[1] Given that the overwhelming number of FINRA members are small, isn’t it odd that according to FINRA’s By-Laws, small firms get allocated the exact same number of seats on the National Adjudicatory Council as large firms?

Selflessly, Blaine Doyle recently attended a presentation here in Chicago by the SEC and CFTC, so you didn’t have to do it yourself.  Here is his recount of the highlights. – Alan

Anyone who has sat through a talk by financial regulators is undoubtedly familiar with the refrain from the individuals that they do not speak for the Commission and that the opinions offered are their own.  Even with that disclosure (and they ALWAYS make that disclosure), regulators are still notoriously tight lipped when it comes to just about anything, but especially if it relates to Enforcement.  However, when two high ranking officials from the CFTC and SEC decided to present, as the star attractions, at the Chicago Bar Association, they had no choice but to spill the beans.  While nobody would accuse them of having given up state secrets, they did offer some insights into where their respective Commissions are and, more importantly, where they are going.  With that in mind, here is what they had to say (with special emphasis on the securities side):

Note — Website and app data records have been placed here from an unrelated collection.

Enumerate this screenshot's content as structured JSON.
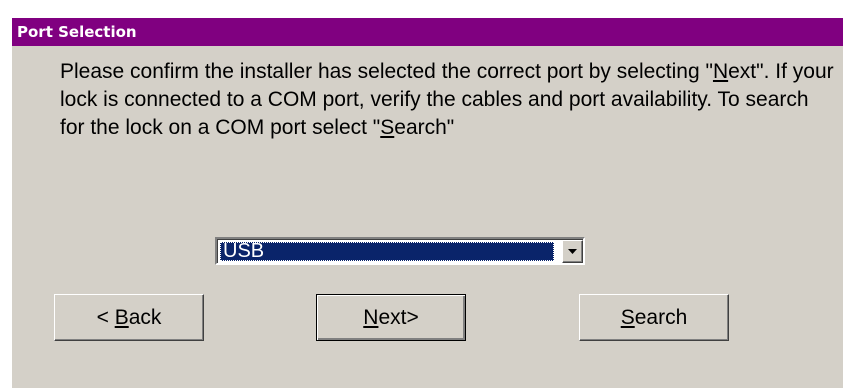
{
  "dialog": {
    "title": "Port Selection",
    "message": {
      "part1": "Please confirm the installer has selected the correct port by selecting \"",
      "next_mnemonic": "N",
      "next_rest": "ext",
      "part2": "\". If your lock is connected to a COM port, verify the cables and port availability. To search for the lock on a COM port select \"",
      "search_mnemonic": "S",
      "search_rest": "earch",
      "part3": "\""
    }
  },
  "port_select": {
    "selected_value": "USB"
  },
  "buttons": {
    "back": {
      "prefix": "< ",
      "mnemonic": "B",
      "rest": "ack"
    },
    "next": {
      "mnemonic": "N",
      "rest": "ext>"
    },
    "search": {
      "mnemonic": "S",
      "rest": "earch"
    }
  },
  "colors": {
    "title_bar": "#800080",
    "dialog_bg": "#d4d0c8",
    "selection_bg": "#0a246a"
  },
  "icons": {
    "dropdown": "chevron-down-icon"
  }
}
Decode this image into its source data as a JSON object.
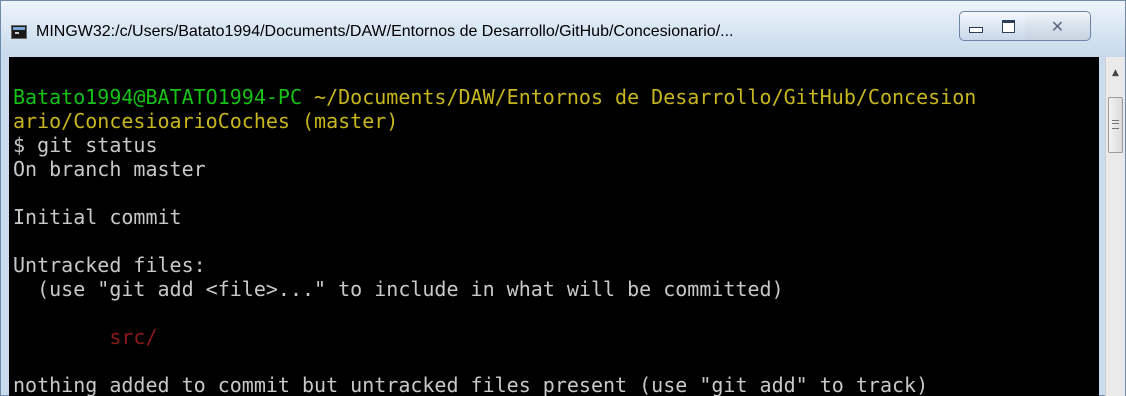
{
  "window": {
    "title": "MINGW32:/c/Users/Batato1994/Documents/DAW/Entornos de Desarrollo/GitHub/Concesionario/..."
  },
  "controls": {
    "minimize_icon": "minimize-icon",
    "maximize_icon": "maximize-icon",
    "close_icon": "close-icon",
    "close_glyph": "✕"
  },
  "terminal": {
    "prompt_user": "Batato1994@BATATO1994-PC",
    "prompt_path_1": " ~/Documents/DAW/Entornos de Desarrollo/GitHub/Concesion",
    "prompt_path_2": "ario/ConcesioarioCoches",
    "prompt_branch": " (master)",
    "command": "$ git status",
    "line_branch": "On branch master",
    "line_initial": "Initial commit",
    "line_untracked": "Untracked files:",
    "line_hint": "  (use \"git add <file>...\" to include in what will be committed)",
    "untracked_file": "src/",
    "line_nothing": "nothing added to commit but untracked files present (use \"git add\" to track)"
  },
  "colors": {
    "terminal_bg": "#000000",
    "user_host": "#15c215",
    "path": "#c7b61e",
    "untracked": "#8b1a1a",
    "text": "#c8c8c8"
  },
  "scrollbar": {
    "up_arrow": "▲"
  }
}
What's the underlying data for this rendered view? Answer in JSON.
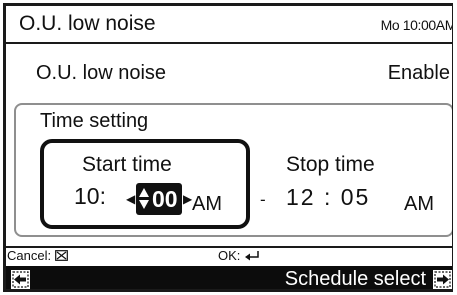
{
  "header": {
    "title": "O.U. low noise",
    "clock": "Mo 10:00AM"
  },
  "setting": {
    "label": "O.U. low noise",
    "value": "Enable"
  },
  "time_setting": {
    "title": "Time setting",
    "start": {
      "label": "Start time",
      "hour": "10:",
      "minute": "00",
      "ampm": "AM"
    },
    "separator": "-",
    "stop": {
      "label": "Stop time",
      "time": "12 : 05",
      "ampm": "AM"
    }
  },
  "hints": {
    "cancel_label": "Cancel:",
    "ok_label": "OK:"
  },
  "footer": {
    "label": "Schedule select"
  },
  "icons": {
    "cancel": "cancel-button-icon",
    "ok": "enter-icon",
    "back": "back-icon",
    "forward": "forward-icon",
    "left_arrow": "left-arrow-icon",
    "right_arrow": "right-arrow-icon",
    "updown": "up-down-arrow-icon"
  }
}
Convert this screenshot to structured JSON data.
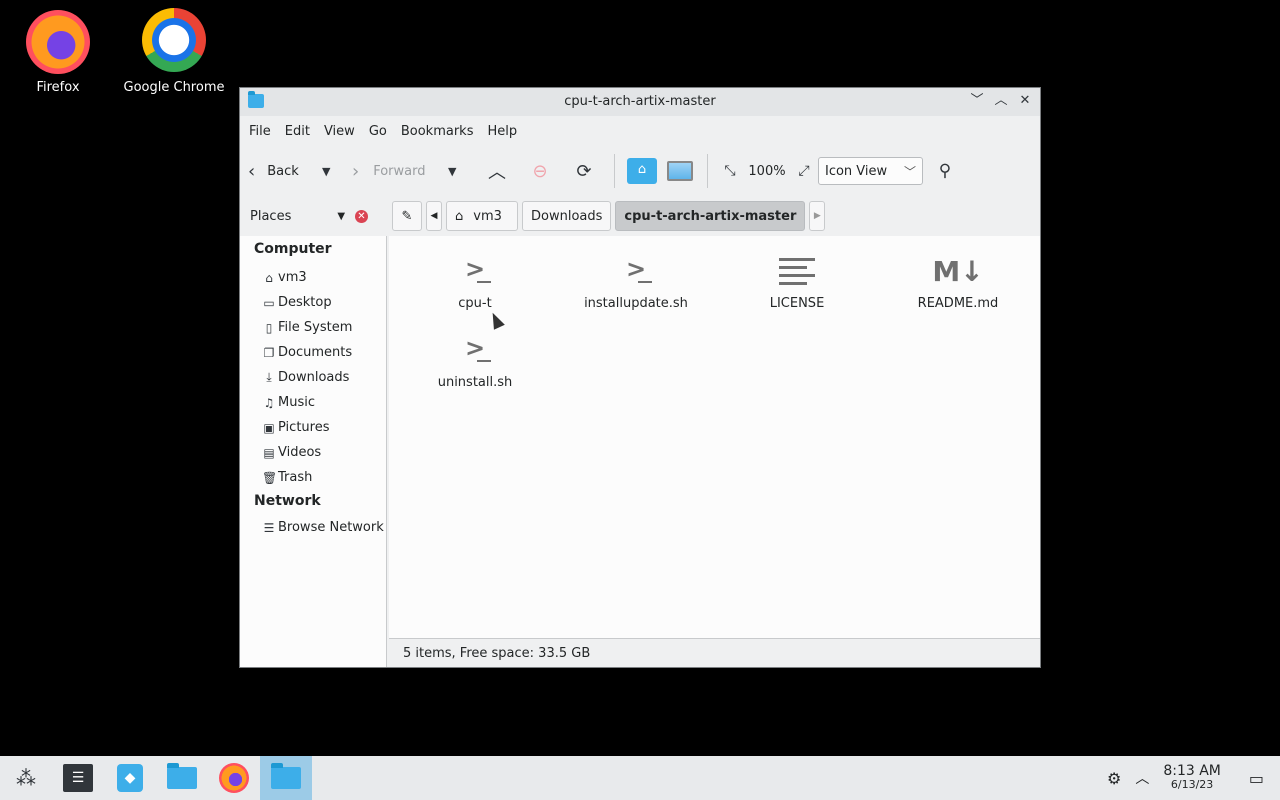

While the government shutdown of early 2019 is ancient history to most of us, the speakers from both the CFTC and SEC emphasized the disruption that the break caused to their respective organizations and personnel.  Moreover, on the issue of government funding, they both noted that their organizations are understaffed from past hiring freezes and are trying to backfill positions that have been open for some time.  The speaker from the CFTC mentioned that in some respects his organization had been in “triage” mode due to personnel shortages and that he was hoping that the additional hires will help ease the work load.  So why does this matter to the reader?  If you work in the industry, it would be reasonable to expect that as both organizations hire additional staff, scrutiny on registrants and, possibly, the number of enforcement actions will increase in the coming years. Continue Reading “The Opinions Offered Today Are Mine Alone And Do Not Represent The Commission” — A Summary Of Recent Remarks From SEC And CFTC Officials